> WHAT YOU SHOULD DO: Please restate the data word for word, leaving out no line.

> INPUT FOR THIS TASK:
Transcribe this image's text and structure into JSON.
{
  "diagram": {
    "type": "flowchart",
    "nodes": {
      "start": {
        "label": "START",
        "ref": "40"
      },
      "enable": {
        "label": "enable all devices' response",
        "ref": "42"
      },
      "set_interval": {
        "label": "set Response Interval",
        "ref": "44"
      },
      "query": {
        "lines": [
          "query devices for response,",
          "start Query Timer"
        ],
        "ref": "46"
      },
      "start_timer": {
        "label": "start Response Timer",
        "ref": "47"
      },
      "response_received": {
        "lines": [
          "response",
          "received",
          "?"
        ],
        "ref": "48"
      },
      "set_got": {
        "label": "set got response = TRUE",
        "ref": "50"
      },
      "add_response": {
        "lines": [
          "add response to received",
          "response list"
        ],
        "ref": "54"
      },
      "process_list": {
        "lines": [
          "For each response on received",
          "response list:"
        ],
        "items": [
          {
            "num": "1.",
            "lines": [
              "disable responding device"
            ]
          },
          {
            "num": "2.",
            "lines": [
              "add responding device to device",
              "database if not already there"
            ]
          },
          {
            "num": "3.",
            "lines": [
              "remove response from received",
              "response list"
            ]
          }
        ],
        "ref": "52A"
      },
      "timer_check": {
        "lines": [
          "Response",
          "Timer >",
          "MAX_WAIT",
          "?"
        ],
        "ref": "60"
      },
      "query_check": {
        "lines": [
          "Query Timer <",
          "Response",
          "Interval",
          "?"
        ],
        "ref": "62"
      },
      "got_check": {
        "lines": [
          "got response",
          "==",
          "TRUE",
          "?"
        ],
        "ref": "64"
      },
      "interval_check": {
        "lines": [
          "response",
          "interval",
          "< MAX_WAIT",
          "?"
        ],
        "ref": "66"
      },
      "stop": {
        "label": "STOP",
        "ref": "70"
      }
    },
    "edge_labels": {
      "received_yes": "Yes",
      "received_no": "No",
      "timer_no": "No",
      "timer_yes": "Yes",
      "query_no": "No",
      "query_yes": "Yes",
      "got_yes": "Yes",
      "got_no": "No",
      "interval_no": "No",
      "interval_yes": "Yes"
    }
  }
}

> WRITTEN RESPONSE:
Transcribe this image's text and structure into JSON.
{
  "diagram": {
    "type": "flowchart",
    "nodes": {
      "start": {
        "label": "START",
        "ref": "40"
      },
      "enable": {
        "label": "enable all devices' response",
        "ref": "42"
      },
      "set_interval": {
        "label": "set Response Interval",
        "ref": "44"
      },
      "query": {
        "lines": [
          "query devices for response,",
          "start Query Timer"
        ],
        "ref": "46"
      },
      "start_timer": {
        "label": "start Response Timer",
        "ref": "47"
      },
      "response_received": {
        "lines": [
          "response",
          "received",
          "?"
        ],
        "ref": "48"
      },
      "set_got": {
        "label": "set got response = TRUE",
        "ref": "50"
      },
      "add_response": {
        "lines": [
          "add response to received",
          "response list"
        ],
        "ref": "54"
      },
      "process_list": {
        "lines": [
          "For each response on received",
          "response list:"
        ],
        "items": [
          {
            "num": "1.",
            "lines": [
              "disable responding device"
            ]
          },
          {
            "num": "2.",
            "lines": [
              "add responding device to device",
              "database if not already there"
            ]
          },
          {
            "num": "3.",
            "lines": [
              "remove response from received",
              "response list"
            ]
          }
        ],
        "ref": "52A"
      },
      "timer_check": {
        "lines": [
          "Response",
          "Timer >",
          "MAX_WAIT",
          "?"
        ],
        "ref": "60"
      },
      "query_check": {
        "lines": [
          "Query Timer <",
          "Response",
          "Interval",
          "?"
        ],
        "ref": "62"
      },
      "got_check": {
        "lines": [
          "got response",
          "==",
          "TRUE",
          "?"
        ],
        "ref": "64"
      },
      "interval_check": {
        "lines": [
          "response",
          "interval",
          "< MAX_WAIT",
          "?"
        ],
        "ref": "66"
      },
      "stop": {
        "label": "STOP",
        "ref": "70"
      }
    },
    "edge_labels": {
      "received_yes": "Yes",
      "received_no": "No",
      "timer_no": "No",
      "timer_yes": "Yes",
      "query_no": "No",
      "query_yes": "Yes",
      "got_yes": "Yes",
      "got_no": "No",
      "interval_no": "No",
      "interval_yes": "Yes"
    }
  }
}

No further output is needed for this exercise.